“When Chairman Young wrote the Aviation Security legislation, he purposely wrote it so that the final decision [on arming pilots] would be made by the TSA,” Hanson told WorldNetDaily. “He wanted them to look at it, discuss all the details, then make a decision.
“The comments made by Secretary Mineta, Undersecretary McGaw, and now Gov. Ridge, seem to indicate they will not pursue, at this point, allowing pilots to have firearms,” he said. “Therefore, Chairman Young will be supportive of the final decision.”
In a letter to Mineta last year, Young said he supported arming pilots and urged the transportation secretary to implement the sections of a newly passed aviation security law permitting them to do so.
“We hope that you and the new undersecretary will move expeditiously to implement Section 128 [of the Aviation and Transportation Security Act] in order that these indispensable provisions [allowing pilots to carry guns] can be carried out seamlessly and without delay,” Young wrote in a letter signed by 60 House members.
Airline pilots groups, however, are still pushing.
“An armed flight crewmember would be the last line of defense and would be able to protect his/her crew, the passengers and, ultimately, people and property on the ground,” said Capt.

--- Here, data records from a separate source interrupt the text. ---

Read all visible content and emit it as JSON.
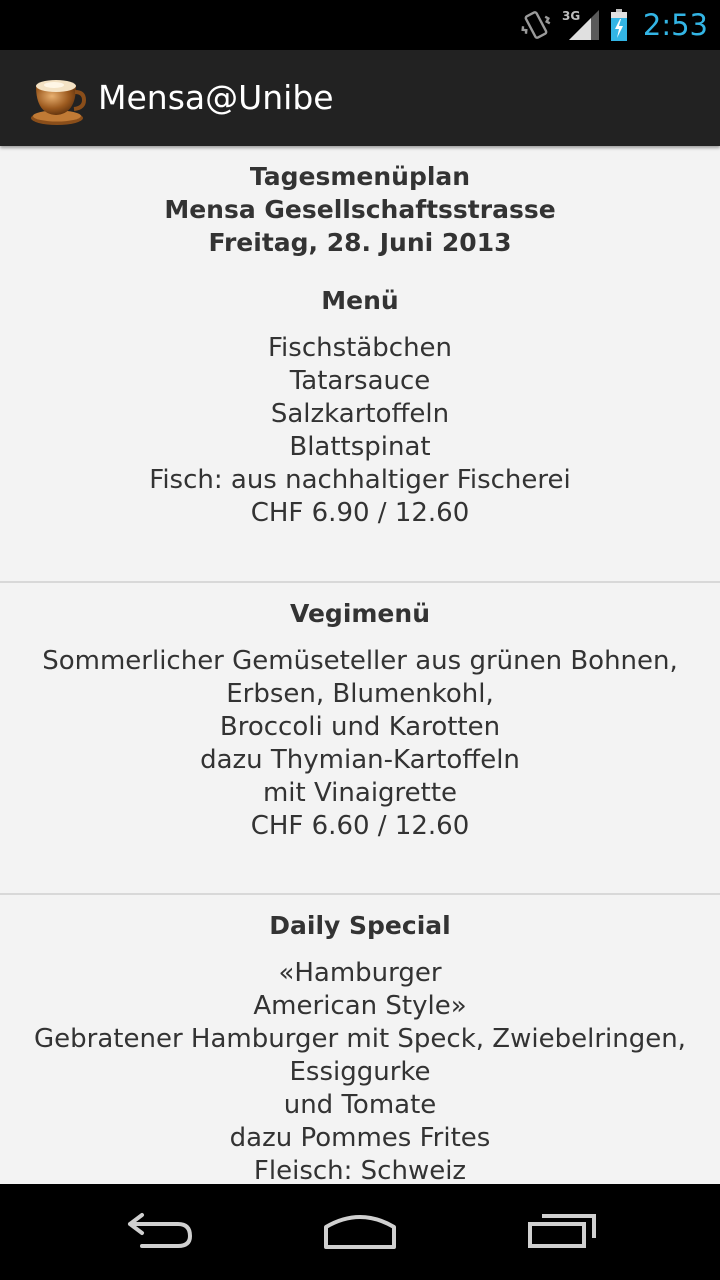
{
  "status_bar": {
    "network": "3G",
    "time": "2:53",
    "icons": [
      "vibrate-icon",
      "signal-icon",
      "battery-charging-icon"
    ]
  },
  "action_bar": {
    "icon": "coffee-cup-icon",
    "title": "Mensa@Unibe"
  },
  "header": {
    "title": "Tagesmenüplan",
    "location": "Mensa Gesellschaftsstrasse",
    "date": "Freitag, 28. Juni 2013"
  },
  "sections": [
    {
      "title": "Menü",
      "lines": [
        "Fischstäbchen",
        "Tatarsauce",
        "Salzkartoffeln",
        "Blattspinat",
        "Fisch: aus nachhaltiger Fischerei",
        "CHF 6.90 / 12.60"
      ]
    },
    {
      "title": "Vegimenü",
      "lines": [
        "Sommerlicher Gemüseteller aus grünen Bohnen,",
        "Erbsen, Blumenkohl,",
        "Broccoli und Karotten",
        "dazu Thymian-Kartoffeln",
        "mit Vinaigrette",
        "CHF 6.60 / 12.60"
      ]
    },
    {
      "title": "Daily Special",
      "lines": [
        "«Hamburger",
        "American Style»",
        "Gebratener Hamburger mit Speck, Zwiebelringen,",
        "Essiggurke",
        "und Tomate",
        "dazu Pommes Frites",
        "Fleisch: Schweiz"
      ]
    }
  ],
  "nav_bar": {
    "icons": [
      "back-icon",
      "home-icon",
      "recent-apps-icon"
    ]
  },
  "colors": {
    "accent": "#33b5e5",
    "action_bar": "#222222",
    "background": "#f3f3f3",
    "text": "#333333"
  }
}
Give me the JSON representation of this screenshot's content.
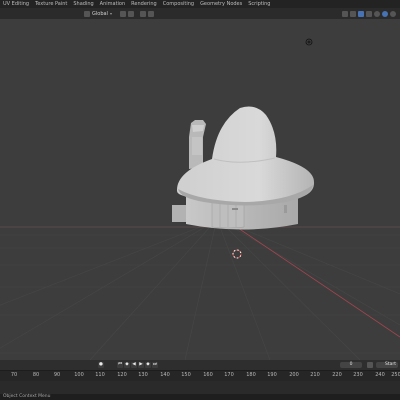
{
  "workspace_tabs": [
    "UV Editing",
    "Texture Paint",
    "Shading",
    "Animation",
    "Rendering",
    "Compositing",
    "Geometry Nodes",
    "Scripting"
  ],
  "header": {
    "orientation_label": "Global"
  },
  "timeline": {
    "ruler_ticks": [
      "70",
      "80",
      "90",
      "100",
      "110",
      "120",
      "130",
      "140",
      "150",
      "160",
      "170",
      "180",
      "190",
      "200",
      "210",
      "220",
      "230",
      "240",
      "250"
    ],
    "current_frame": "0",
    "start_label": "Start",
    "start_value": "1"
  },
  "status_bar": {
    "left_text": "Object Context Menu"
  },
  "scene": {
    "background_color": "#3d3d3d",
    "model_color": "#d2d2d2",
    "x_axis_color": "#a3454e"
  }
}
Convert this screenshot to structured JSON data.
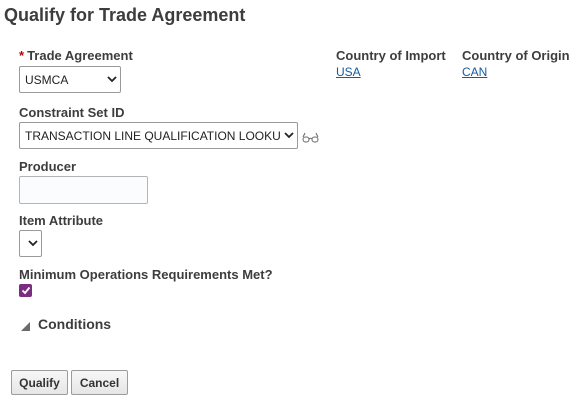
{
  "page": {
    "title": "Qualify for Trade Agreement"
  },
  "form": {
    "trade_agreement": {
      "required_marker": "*",
      "label": "Trade Agreement",
      "value": "USMCA"
    },
    "country_of_import": {
      "label": "Country of Import",
      "value": "USA"
    },
    "country_of_origin": {
      "label": "Country of Origin",
      "value": "CAN"
    },
    "constraint_set": {
      "label": "Constraint Set ID",
      "value": "TRANSACTION LINE QUALIFICATION LOOKUP"
    },
    "producer": {
      "label": "Producer",
      "value": ""
    },
    "item_attribute": {
      "label": "Item Attribute",
      "value": ""
    },
    "min_operations": {
      "label": "Minimum Operations Requirements Met?",
      "checked": true
    },
    "conditions": {
      "label": "Conditions"
    }
  },
  "buttons": {
    "qualify": "Qualify",
    "cancel": "Cancel"
  },
  "icons": {
    "trade_agreement_select": "chevron-down-icon",
    "constraint_search": "glasses-icon",
    "conditions_toggle": "disclosure-triangle-icon",
    "checkbox_mark": "check-icon"
  },
  "colors": {
    "link": "#145c9e",
    "checkbox": "#7b2d7f",
    "required": "#c00000"
  }
}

Duane Woerth, president of the Airline Pilots Association, in a petition sent to the Transportation Department March 1.
“Moreover, armed flight crewmembers would be a deterrent to hijacking because hijackers would have to not only consider how to defeat the multiple security layers but also how they would overcome armed flight crewmembers after breaking into the cockpit,” Woerth wrote.
ALPA, which represents more than 64,000 commercial pilots, also suggested that the new Transportation Security Administration establish an advisory committee to develop an advisory circular to assist air carriers in formulating and submitting their respective plans to arm flight crewmembers, according to the petition.
One official, who asked not to be identified, said federal law enforcement “wasn’t too happy” about arming pilots. “They think only they should be armed,” he said.